The search for a decent pen is an endless - and probably - futile task, which has bewitched men and women for generations.
From the ancient quest to find a shard of chalk with just the right kind of crumble with which to accurately scrawl an ox on a cave wall, to Elizabethan travails over quills and the irate birds from whence they were plucked, it's never been easy to find a decent something with which to jot something down.
More so these days, when an increasing amount of our notes, ideas and jottings are made with smartphones and tablets.
As a result finding a pen which copes with both paper and touch screens has never been as difficult. (Unless, maybe, if you have a Galaxy Note.)
Enter the Wacom Stylus Duo - a touchscreen input device whose defining feature is that it also includes an actual pen in the other end.
Now. At first this might sound like a strange niche to fill. How often, you might wonder, do you need to write something on paper while messing around with an iPad? How regularly is it necessary to sketch something on a Asus Transformer while penning your latest missive to a loved one on rose-scented paper?
Well, all the time as it happens. Because unlike the people in tech adverts, we - you - I live in the real world.
Tablets are good for some things - among them the latest range of drawing apps (Paper) and social scribe games (Draw Something). But paper is also amazing. It's light, cheap, omnipresent, disposable, foldable, malleable and fun to write on. Both can be used. Both should be used. At once.
So how does the Bamboo Duo perform? Pretty great, it turns out.
Wacom's pedigree in graphic drawing doodads is near unmatched. The company owns the graphic design tablet market, from consumer to pro levels, and has a good track record in producing styluses for tablets too. Even on its less central products, like the Duo, it keeps production values high.
As such the Duo has all of the plus points of its previous, multi-colour, tablet-only, forebear - including its sensitive (albeit round and slightly squashy) rubber tip, its solid metal construction and its sturdy build. We also found the Duo's weight and balance basically perfect. The ink pen was swift and light to write with, even if the nib did feel (slightly) cheap. Reports abound online that they tend to wear out fairly quickly too - though we didn't notice any degradation after a week of heavy use. And the clip was strong enough not to worry you when nervously fiddling with it while on the phone, the tube, or attempting to look like you enjoy Sudoku around the breakfast table.

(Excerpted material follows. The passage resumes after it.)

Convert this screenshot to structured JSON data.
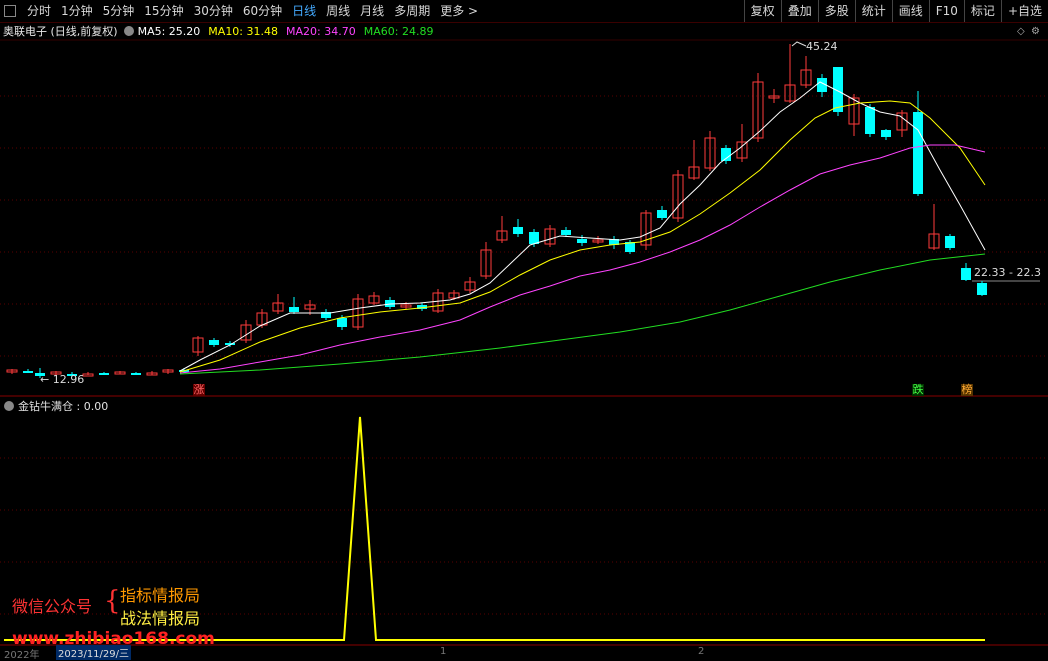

This is a strong, sturdy, useful little doodad which if you need, you'll love.
Essentially, if you've ever vaguely wondered if having a pen and a stylus in one device would be useful, and if you're prepared to pay a fairly high price (£25-ish, depending on where you go) for the privilege, the Wacom Stylus Duo is exactly as useful as you'd hope it would be.
So for now - and for a very specific type of person - the Duo is sort of the perfect pen. Until the Wacom Bamboo Quatro comes out in a couple of months with a fountain pen and laser pointer also built in. Now that we'd like to see.